Such agreements are deliberately equally burdensome on both parties, requiring both the accused and the accuser to agree to certain restrictions as to where they can go. For instance, students may be banned from each other’s colleges and faculties. If in the same college, they may be banned from certain areas on certain days.
While effective in ensuring victims can minimise contact with their abusers, obvious problems arise in the fairness of the aggrieved party having to substantially change their life in order to do so, while waiting, sometimes indefinitely, for an investigation to take place. It is rarely even suggested that a person accused of sexual assault or rape on a college campus should be suspended while investigations take place.
This is confusing considering the nature of a college’s duty of care over its students. As parties are often in the same colleges, the competing duty of care seems to leave colleges at a loss about how to proceed fairly. Yet, sexual violence in universities and in the wider world is almost entirely committed by repeat offenders, rendering such inaction unethical. A duty of care to your student body, and continual abstract assertions of ‘zero tolerance’ and a ‘commitment to safety of students’ should surely constitute the mitigation of the risk of rape.
Sexual violence in universities and in the wider world is almost entirely committed by repeat offenders, rendering such inaction unethical.
Removing accused rapists from student-filled campuses while investigations are underway is a policy that should be employed. The culture of our university, and the culture of the wider world, should not attempt to minimise sexual violence to a non-issue, or suggest that life carries on as normal.

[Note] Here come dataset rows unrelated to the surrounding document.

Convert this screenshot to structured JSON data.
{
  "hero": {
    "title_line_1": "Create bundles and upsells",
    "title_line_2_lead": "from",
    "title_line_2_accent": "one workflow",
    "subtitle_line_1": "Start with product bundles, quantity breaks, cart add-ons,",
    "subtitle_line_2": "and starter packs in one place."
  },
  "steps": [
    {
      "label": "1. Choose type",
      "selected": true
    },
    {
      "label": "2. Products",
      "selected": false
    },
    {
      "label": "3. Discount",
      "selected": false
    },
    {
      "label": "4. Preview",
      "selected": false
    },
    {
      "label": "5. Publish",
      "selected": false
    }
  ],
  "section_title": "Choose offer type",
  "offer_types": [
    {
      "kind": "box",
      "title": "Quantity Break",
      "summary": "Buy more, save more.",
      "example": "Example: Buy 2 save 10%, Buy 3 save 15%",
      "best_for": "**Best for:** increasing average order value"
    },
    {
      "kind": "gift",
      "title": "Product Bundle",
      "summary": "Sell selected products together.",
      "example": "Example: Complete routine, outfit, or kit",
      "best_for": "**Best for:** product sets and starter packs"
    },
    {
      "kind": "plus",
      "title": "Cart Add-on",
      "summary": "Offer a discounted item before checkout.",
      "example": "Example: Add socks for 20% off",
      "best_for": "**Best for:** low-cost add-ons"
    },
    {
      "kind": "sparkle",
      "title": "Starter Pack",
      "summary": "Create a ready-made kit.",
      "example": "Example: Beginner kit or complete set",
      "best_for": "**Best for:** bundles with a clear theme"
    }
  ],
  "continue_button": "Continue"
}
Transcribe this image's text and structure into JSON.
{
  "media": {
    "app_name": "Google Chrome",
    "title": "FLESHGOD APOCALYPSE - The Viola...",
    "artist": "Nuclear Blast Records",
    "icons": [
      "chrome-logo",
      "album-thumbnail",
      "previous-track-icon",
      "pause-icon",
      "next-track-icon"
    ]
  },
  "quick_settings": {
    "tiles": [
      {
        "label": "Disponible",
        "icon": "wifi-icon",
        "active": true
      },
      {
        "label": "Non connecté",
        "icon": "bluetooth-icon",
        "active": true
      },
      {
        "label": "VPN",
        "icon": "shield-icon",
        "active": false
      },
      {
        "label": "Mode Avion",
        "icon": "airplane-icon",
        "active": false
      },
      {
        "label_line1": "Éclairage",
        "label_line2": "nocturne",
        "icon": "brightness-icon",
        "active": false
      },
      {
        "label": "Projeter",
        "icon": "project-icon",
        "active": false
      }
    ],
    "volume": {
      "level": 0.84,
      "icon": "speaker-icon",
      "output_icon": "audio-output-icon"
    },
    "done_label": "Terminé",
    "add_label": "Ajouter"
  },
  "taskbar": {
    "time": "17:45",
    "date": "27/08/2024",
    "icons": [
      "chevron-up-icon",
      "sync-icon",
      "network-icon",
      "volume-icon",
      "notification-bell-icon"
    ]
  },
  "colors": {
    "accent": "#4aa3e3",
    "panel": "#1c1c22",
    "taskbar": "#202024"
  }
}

The reality is that sexual violence does disrupt lives. Suggesting it should not, whether in Parliament or the Proctor’s Office, fails survivors.
Image Credit: Oxford Against Sexual Violence